The Westpac-Melbourne Institute consumer sentiment index rose by 2.7 per cent to 81.3 in July but remains at deeply pessimistic levels by historical standards.
In fact, it was a weaker result than I expected given that the Reserve Bank unexpectedly paused their interest rate hikes in July.
What it shows is that the very low levels of consumer sentiment that have been with us for more than a year now are being driven primarily by inflation, not interest rates.
One of the reasons for that is that while roughly a third of the population has a mortgage, everybody is affected by the surge in the cost of living.
As such, the key driver for the improvement in sentiment in July is likely to have been better numbers for inflation, with the monthly consumer price index easing to 5.6 per cent in May, from 6.8 per cent in April.

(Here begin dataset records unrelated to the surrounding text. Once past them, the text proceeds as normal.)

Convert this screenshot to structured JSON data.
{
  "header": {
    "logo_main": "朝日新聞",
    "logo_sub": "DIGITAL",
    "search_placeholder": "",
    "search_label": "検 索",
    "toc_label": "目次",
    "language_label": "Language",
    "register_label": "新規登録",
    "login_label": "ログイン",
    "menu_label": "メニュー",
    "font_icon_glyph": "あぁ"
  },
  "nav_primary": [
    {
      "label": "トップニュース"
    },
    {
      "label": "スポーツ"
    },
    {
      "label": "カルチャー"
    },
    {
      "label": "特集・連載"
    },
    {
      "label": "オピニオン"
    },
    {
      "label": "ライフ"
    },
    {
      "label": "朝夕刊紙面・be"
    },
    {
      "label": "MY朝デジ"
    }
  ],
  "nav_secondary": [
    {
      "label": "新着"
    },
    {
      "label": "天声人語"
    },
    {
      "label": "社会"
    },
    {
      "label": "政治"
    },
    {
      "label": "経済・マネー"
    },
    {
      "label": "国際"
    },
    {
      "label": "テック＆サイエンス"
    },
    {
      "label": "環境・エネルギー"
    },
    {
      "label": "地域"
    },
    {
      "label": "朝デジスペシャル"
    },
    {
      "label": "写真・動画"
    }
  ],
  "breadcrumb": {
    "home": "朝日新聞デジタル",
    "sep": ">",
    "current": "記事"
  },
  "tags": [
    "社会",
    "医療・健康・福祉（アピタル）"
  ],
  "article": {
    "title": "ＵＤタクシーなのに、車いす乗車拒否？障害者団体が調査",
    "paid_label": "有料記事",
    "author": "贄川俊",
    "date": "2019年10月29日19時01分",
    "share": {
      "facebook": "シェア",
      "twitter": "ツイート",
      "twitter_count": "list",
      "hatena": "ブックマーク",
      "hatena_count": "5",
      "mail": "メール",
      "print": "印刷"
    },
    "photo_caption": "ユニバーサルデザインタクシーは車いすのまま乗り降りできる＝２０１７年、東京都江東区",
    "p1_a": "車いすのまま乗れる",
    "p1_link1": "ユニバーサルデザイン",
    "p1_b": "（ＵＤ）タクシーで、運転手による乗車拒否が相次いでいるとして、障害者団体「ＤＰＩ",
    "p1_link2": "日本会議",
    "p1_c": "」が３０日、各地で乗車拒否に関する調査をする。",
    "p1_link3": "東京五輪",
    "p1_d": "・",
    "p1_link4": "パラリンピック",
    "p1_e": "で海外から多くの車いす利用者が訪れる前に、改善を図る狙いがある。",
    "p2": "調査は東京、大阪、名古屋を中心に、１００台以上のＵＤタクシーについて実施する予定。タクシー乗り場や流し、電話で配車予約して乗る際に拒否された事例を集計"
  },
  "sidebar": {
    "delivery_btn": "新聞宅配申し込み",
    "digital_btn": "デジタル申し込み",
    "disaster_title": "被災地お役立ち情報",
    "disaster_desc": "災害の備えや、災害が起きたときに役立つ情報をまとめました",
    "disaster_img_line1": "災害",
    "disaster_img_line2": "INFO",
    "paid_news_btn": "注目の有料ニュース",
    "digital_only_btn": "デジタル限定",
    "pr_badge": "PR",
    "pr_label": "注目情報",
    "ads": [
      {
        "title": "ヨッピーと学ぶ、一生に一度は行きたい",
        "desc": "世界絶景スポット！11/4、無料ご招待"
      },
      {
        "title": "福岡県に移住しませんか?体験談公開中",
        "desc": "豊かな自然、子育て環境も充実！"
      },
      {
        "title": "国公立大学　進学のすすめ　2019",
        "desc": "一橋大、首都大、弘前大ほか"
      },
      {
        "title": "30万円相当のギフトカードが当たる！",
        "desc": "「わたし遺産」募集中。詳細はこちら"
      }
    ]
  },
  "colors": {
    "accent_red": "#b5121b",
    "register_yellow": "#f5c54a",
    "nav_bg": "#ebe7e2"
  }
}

Another notable feature in the latest report was a further weakening of people’s confidence in their jobs. The unemployment expectations sub-index has now seen around a 30 per cent deterioration from the peaks we saw several months ago.

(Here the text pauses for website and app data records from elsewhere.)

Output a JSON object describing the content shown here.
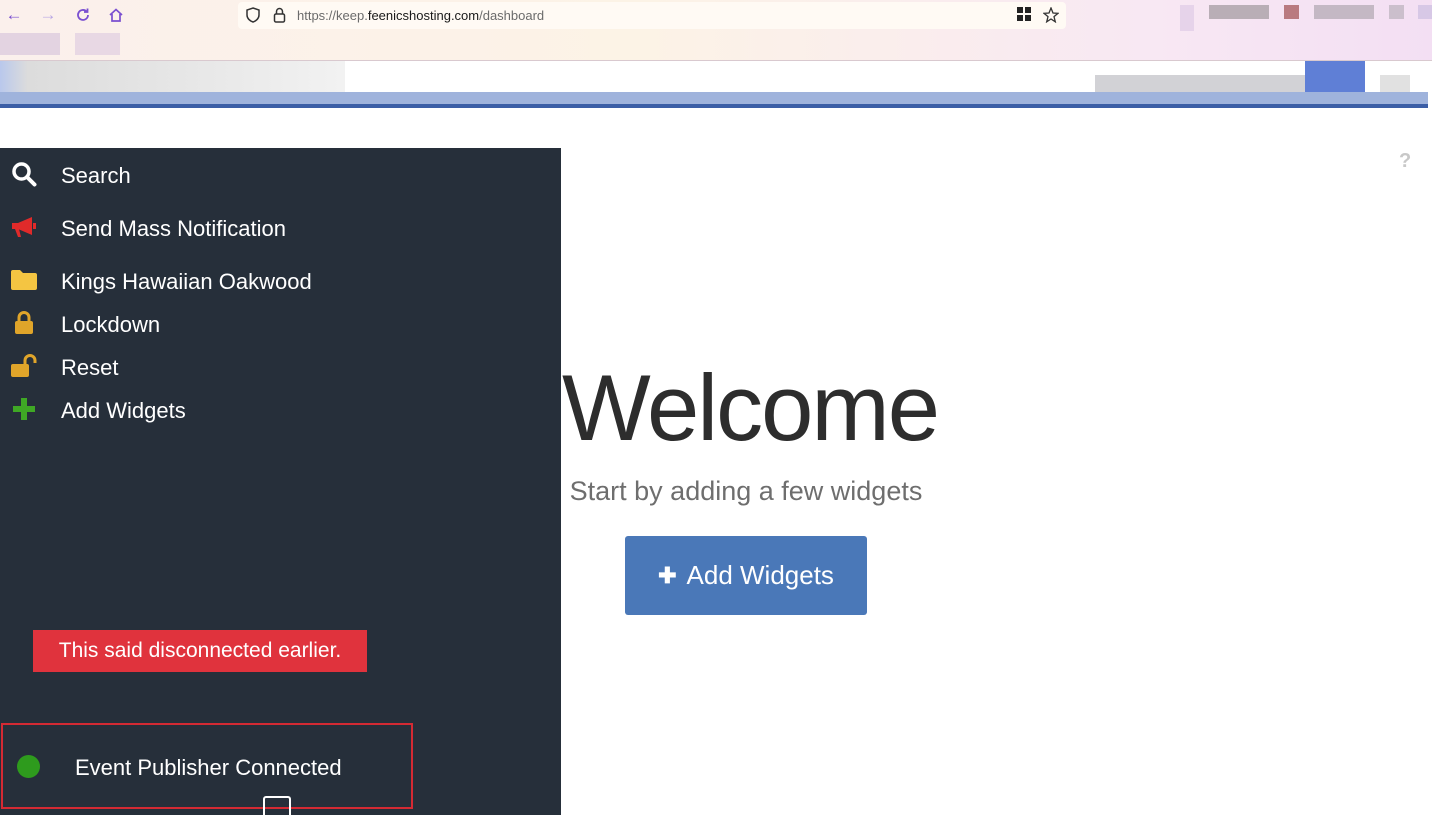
{
  "browser": {
    "url_prefix": "https://keep.",
    "url_domain": "feenicshosting.com",
    "url_path": "/dashboard",
    "icons": [
      "back-icon",
      "forward-icon",
      "reload-icon",
      "home-icon",
      "shield-icon",
      "lock-icon",
      "grid-icon",
      "star-icon"
    ]
  },
  "sidebar": {
    "items": [
      {
        "label": "Search",
        "icon": "search-icon"
      },
      {
        "label": "Send Mass Notification",
        "icon": "megaphone-icon",
        "color": "#e02a2a"
      },
      {
        "label": "Kings Hawaiian Oakwood",
        "icon": "folder-icon",
        "color": "#f4c542"
      },
      {
        "label": "Lockdown",
        "icon": "lock-icon",
        "color": "#e0a52a"
      },
      {
        "label": "Reset",
        "icon": "unlock-icon",
        "color": "#e0a52a"
      },
      {
        "label": "Add Widgets",
        "icon": "plus-icon",
        "color": "#3fa825"
      }
    ],
    "note": "This said disconnected earlier.",
    "status": {
      "label": "Event Publisher Connected",
      "color": "#2e9b1d"
    }
  },
  "main": {
    "title": "Welcome",
    "subtitle": "Start by adding a few widgets",
    "add_button_label": "Add Widgets",
    "help": "?"
  },
  "colors": {
    "sidebar_bg": "#262f3a",
    "button_bg": "#4a78b8",
    "note_bg": "#e0333d",
    "status_border": "#d42a33"
  }
}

On a more positive note, people continue to grow more confident in the outlook for house prices. Optimists on the prospects for the property market now outnumber pessimists by more than five to one.
Overall, we still think the RBA will need to increase the cash rate again.

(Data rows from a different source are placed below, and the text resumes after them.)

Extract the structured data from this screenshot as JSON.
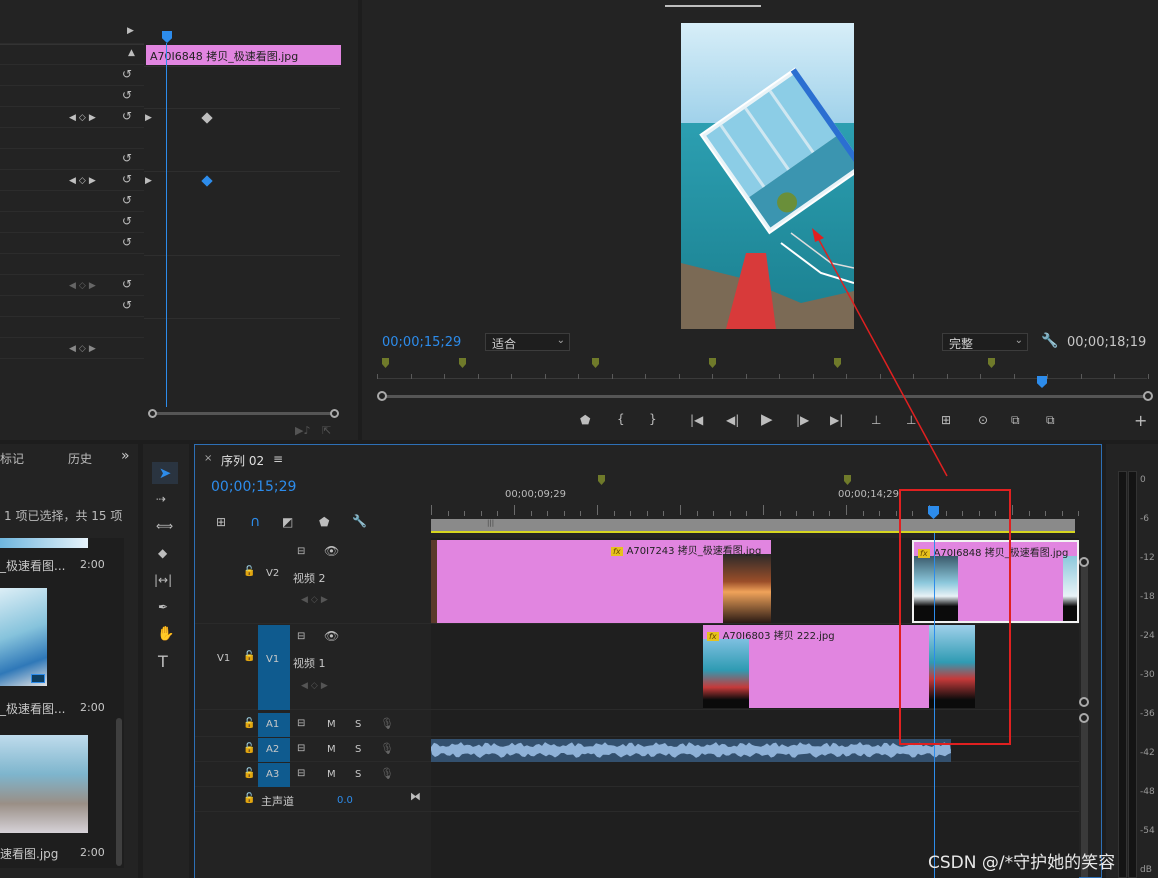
{
  "effect_controls": {
    "clip_label": "A70I6848 拷贝_极速看图.jpg"
  },
  "program_monitor": {
    "current_time": "00;00;15;29",
    "fit_select": "适合",
    "quality_select": "完整",
    "duration": "00;00;18;19"
  },
  "project_panel": {
    "tab_markers": "标记",
    "tab_history": "历史",
    "selection_info": "1 项已选择，共 15 项",
    "items": [
      {
        "name": "_极速看图...",
        "duration": "2:00"
      },
      {
        "name": "_极速看图...",
        "duration": "2:00"
      },
      {
        "name": "速看图.jpg",
        "duration": "2:00"
      }
    ]
  },
  "timeline": {
    "close": "×",
    "sequence_name": "序列 02",
    "menu": "≡",
    "current_time": "00;00;15;29",
    "ruler_labels": [
      "00;00;09;29",
      "00;00;14;29"
    ],
    "tracks": {
      "v2": {
        "toggle": "V2",
        "name": "视频 2"
      },
      "v1": {
        "source": "V1",
        "toggle": "V1",
        "name": "视频 1"
      },
      "a1": {
        "toggle": "A1",
        "m": "M",
        "s": "S"
      },
      "a2": {
        "toggle": "A2",
        "m": "M",
        "s": "S"
      },
      "a3": {
        "toggle": "A3",
        "m": "M",
        "s": "S"
      },
      "master": {
        "name": "主声道",
        "value": "0.0"
      }
    },
    "clips": {
      "v2_clip1": "A70I7243 拷贝_极速看图.jpg",
      "v2_clip2": "A70I6848 拷贝_极速看图.jpg",
      "v1_clip1": "A70I6803 拷贝 222.jpg"
    },
    "fx_badge": "fx"
  },
  "audio_meter": {
    "scale": [
      "0",
      "-6",
      "-12",
      "-18",
      "-24",
      "-30",
      "-36",
      "-42",
      "-48",
      "-54"
    ],
    "unit": "dB"
  },
  "watermark": "CSDN @/*守护她的笑容",
  "colors": {
    "accent_blue": "#2d8ceb",
    "clip_pink": "#e185e0",
    "annotation_red": "#e02020",
    "track_active": "#0f5b8f"
  }
}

The unemployment rate is incredibly low at around 3.5 per cent, and the RBA has indicated it needs to rise to 4.5 per cent to be consistent with them meeting their inflation objective.
As we’re seeing across the rest of the world, central banks still have further to go in this tightening cycle, and we expect the RBA to increase the cash rate in August and September.
For the full report, visit WestpacIQ.